Lang, Benjamin Jackson


Eminent American musician; born in Salem, Mass., and received his first instruction from his father, who was a well-known teacher of piano and organ there. His next teacher was. Francis G. Hill of Boston. When he was fifteen years old, his father becoming ill, he took over his pupils, at the same time obtaining the position of organist at Dr. Neale's Church in Somerset Street, Boston. He has ever since been actively engaged in teaching; was organist for twenty years at the Old South Church, and since 1885 organist at King's Chapel. In 1855 he went to  Germany to study and received piano instructions from Alfred Jaell and others, also some supervision from Franz Liszt. His first public appearance was made in Boston in 1858. About this time he received instruction from Gustav Satter, who was traveling in the United States. He was organist of the Handel and Haydn Society from 1859 to 1895, when for two years he became its conductor.
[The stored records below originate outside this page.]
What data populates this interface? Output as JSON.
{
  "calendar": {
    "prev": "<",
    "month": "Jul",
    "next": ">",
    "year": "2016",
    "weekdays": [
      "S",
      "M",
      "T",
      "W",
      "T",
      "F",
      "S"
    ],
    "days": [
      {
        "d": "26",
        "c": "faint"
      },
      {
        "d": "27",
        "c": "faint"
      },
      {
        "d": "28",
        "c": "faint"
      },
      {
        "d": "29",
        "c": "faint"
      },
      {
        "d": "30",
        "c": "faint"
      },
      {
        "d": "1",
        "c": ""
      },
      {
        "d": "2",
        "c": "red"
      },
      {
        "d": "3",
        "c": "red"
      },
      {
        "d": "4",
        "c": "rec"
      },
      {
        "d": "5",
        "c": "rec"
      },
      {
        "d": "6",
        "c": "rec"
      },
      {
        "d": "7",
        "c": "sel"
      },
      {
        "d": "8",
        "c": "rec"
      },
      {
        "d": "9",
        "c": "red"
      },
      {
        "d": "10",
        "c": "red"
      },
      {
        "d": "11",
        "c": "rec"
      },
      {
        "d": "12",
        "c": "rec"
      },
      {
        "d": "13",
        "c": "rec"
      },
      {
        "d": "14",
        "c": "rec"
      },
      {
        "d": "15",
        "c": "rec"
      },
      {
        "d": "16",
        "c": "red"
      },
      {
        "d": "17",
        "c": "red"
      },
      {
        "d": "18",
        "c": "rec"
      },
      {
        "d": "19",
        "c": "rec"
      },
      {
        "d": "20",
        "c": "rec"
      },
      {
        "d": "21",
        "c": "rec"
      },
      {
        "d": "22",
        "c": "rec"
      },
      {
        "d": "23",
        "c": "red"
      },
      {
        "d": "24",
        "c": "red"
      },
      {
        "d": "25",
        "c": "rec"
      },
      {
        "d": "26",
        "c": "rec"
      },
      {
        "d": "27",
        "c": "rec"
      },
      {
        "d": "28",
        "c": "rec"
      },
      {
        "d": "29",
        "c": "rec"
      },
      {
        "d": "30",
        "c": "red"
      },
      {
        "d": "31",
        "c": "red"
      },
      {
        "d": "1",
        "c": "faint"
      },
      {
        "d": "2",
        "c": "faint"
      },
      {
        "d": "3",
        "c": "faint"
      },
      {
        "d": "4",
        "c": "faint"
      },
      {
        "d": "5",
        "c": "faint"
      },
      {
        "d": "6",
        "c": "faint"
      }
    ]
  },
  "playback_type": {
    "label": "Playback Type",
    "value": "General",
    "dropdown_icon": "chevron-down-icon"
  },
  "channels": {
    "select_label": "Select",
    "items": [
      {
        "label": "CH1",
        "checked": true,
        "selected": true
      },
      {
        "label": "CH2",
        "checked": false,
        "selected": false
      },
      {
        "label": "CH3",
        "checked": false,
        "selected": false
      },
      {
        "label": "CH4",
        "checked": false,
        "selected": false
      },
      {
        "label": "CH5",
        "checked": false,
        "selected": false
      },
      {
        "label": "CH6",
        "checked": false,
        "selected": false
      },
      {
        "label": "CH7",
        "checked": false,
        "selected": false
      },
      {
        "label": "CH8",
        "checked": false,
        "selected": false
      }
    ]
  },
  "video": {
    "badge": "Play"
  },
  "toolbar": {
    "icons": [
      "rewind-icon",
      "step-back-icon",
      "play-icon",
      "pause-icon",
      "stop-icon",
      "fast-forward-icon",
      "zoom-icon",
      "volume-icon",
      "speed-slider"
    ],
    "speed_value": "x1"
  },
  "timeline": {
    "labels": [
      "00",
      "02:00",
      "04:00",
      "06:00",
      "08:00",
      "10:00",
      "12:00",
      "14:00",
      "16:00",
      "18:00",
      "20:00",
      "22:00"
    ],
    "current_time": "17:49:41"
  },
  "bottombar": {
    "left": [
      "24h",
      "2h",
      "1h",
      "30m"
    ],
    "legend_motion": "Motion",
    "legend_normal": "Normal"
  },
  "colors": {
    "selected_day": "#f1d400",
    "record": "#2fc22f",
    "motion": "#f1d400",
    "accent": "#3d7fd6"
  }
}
His first appearance as conductor was in 1862, when he gave the first performance in Boston of Mendelssohn's Walpurgis Night, and the next year he, with Carl Zerrahn, directed the music at the jubilee concert in honor of President   Lincoln's Emancipation Proclamation. In 1869 he returned to Europe and gave concerts in Berlin, Leipzic, and other musical centers. Lang was an important member of the Concert Committee of the Harvard Musical Association during the years in which it gave symphony concerts, and was conductor of the Apollo Club, a men's singing society, from its foundation in 1871, until 1901. He has also conducted the Cecilia, a mixed chorus, since its establishment, in 1874. In 1903 the degree of Master of Arts was conferred upon him by Yale University. Lang has given many orchestra, choral and chamber concerts of his own, and as pianist and conductor has brought out in  Boston more new works and works of importance than any other resident musician. He was on intimate terms with Wagner at Triebschen and Bayreuth and introduced many of his works in this country. He employed his influence in raising funds in Boston for the first Bayreuth Festival in 1876. His greatest work lies in interpretation, most of his compositions eing still in manuscript. However, of these are David, an oratorio, symphonies, overtures, chamber-music, piano-pieces, church-music and songs, most of which have been performed.